"""

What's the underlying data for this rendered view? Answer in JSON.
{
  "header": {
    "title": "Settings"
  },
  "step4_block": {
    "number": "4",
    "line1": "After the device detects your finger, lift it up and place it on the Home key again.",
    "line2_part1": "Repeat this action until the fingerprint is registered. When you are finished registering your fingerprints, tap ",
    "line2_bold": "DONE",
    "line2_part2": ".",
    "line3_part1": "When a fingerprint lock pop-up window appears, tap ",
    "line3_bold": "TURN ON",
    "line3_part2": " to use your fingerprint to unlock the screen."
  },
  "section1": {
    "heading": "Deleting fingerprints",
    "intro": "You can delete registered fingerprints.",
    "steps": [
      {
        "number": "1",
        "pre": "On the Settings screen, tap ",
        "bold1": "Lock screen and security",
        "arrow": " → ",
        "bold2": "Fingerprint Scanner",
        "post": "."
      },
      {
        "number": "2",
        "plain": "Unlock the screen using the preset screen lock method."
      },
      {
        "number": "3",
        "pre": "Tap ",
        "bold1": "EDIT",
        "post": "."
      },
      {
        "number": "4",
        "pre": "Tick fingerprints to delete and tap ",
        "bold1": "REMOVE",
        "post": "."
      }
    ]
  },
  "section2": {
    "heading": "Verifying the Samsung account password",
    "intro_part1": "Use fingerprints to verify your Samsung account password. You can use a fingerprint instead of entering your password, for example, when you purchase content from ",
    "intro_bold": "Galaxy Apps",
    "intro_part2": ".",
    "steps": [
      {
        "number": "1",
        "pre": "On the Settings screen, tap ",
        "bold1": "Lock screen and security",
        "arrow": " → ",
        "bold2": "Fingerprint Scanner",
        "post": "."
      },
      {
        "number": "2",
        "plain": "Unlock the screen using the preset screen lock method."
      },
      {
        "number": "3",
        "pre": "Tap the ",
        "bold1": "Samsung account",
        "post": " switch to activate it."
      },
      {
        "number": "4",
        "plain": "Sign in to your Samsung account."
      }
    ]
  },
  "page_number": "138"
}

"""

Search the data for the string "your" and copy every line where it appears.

▸ Response for this exercise:
    "line1": "After the device detects your finger, lift it up and place it on the Home key again.",
    "line2_part1": "Repeat this action until the fingerprint is registered. When you are finished registering your fingerprints, tap ",
    "line3_part2": " to use your fingerprint to unlock the screen."
    "intro_part1": "Use fingerprints to verify your Samsung account password. You can use a fingerprint instead of entering your password, for example, when you purchase content from ",
        "plain": "Sign in to your Samsung account."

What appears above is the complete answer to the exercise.